Everyone remembers Peter Falk's indelible work on TV as Lt. Columbo; the 35 years he spent (off and on) playing the disheveled, dogged sleuth pretty much define his career. But fans of Falk, who died on June 23 at age 83, also remember he had a 50-year film career, one that included pioneering work with indie filmmaker John Cassavetes, such beloved roles as the storybook-reading grandfather in 'The Princess Bride,' and one of the funniest movies ever made, 1979's 'The In-Laws' (pictured above).
Falk's career started off with a bang, in the form of an Oscar nomination for playing a cold-blooded hitman in 1960's 'Murder, Inc.' The movie today is all but forgotten, but Falk's chilling performance made him a star.
Falk followed that up with another Oscar nod for playing another gangster, a wisecracking goon, in Frank Capra's 'Pocketful of Miracles.' The movie, Capra's last, hasn't aged well, though Falk is a bright spot in it. Those two poles -- streetwise guys who were either menacing or funny -- set the stage for the New York-bred actor's career for the next half-century. Yet he found enormous subtleties in the variations. His improvisational skills, put to the test in his work with Cassavetes, meant he always seemed to be especially alive and present in the moment, reacting to even the most absurd situations with his trademark cockeyed gaze (the result of having lost an eye to illness at age three) and unflappable aplomb.

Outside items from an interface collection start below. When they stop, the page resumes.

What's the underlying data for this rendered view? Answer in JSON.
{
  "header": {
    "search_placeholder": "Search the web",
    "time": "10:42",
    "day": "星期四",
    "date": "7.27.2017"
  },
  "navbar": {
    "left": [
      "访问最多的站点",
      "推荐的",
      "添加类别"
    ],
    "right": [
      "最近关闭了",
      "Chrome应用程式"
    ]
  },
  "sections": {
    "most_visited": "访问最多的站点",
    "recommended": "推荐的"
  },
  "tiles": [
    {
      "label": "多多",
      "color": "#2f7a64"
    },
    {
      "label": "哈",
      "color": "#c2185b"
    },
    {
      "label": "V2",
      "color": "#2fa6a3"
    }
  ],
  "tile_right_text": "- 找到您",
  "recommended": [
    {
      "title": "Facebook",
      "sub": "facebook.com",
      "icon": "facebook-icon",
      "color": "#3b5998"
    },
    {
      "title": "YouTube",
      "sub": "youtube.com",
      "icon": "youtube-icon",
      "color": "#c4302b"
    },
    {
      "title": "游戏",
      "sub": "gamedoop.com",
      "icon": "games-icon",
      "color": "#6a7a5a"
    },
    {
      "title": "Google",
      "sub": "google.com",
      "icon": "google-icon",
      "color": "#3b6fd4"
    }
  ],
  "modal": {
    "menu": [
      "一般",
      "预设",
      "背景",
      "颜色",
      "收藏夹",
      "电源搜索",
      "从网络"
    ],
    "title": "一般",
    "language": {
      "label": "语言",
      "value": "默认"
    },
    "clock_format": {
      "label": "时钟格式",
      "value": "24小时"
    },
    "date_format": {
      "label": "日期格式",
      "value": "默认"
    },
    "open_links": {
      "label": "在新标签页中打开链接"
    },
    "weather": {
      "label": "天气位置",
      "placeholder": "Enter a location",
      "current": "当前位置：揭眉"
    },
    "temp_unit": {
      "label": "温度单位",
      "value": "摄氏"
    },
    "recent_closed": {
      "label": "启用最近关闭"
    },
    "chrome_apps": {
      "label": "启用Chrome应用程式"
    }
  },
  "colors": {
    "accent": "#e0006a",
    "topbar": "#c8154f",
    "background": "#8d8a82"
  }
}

Following is a list of Falk's 10 best movies, along with some clips that show his gifts, his range, and his attitude.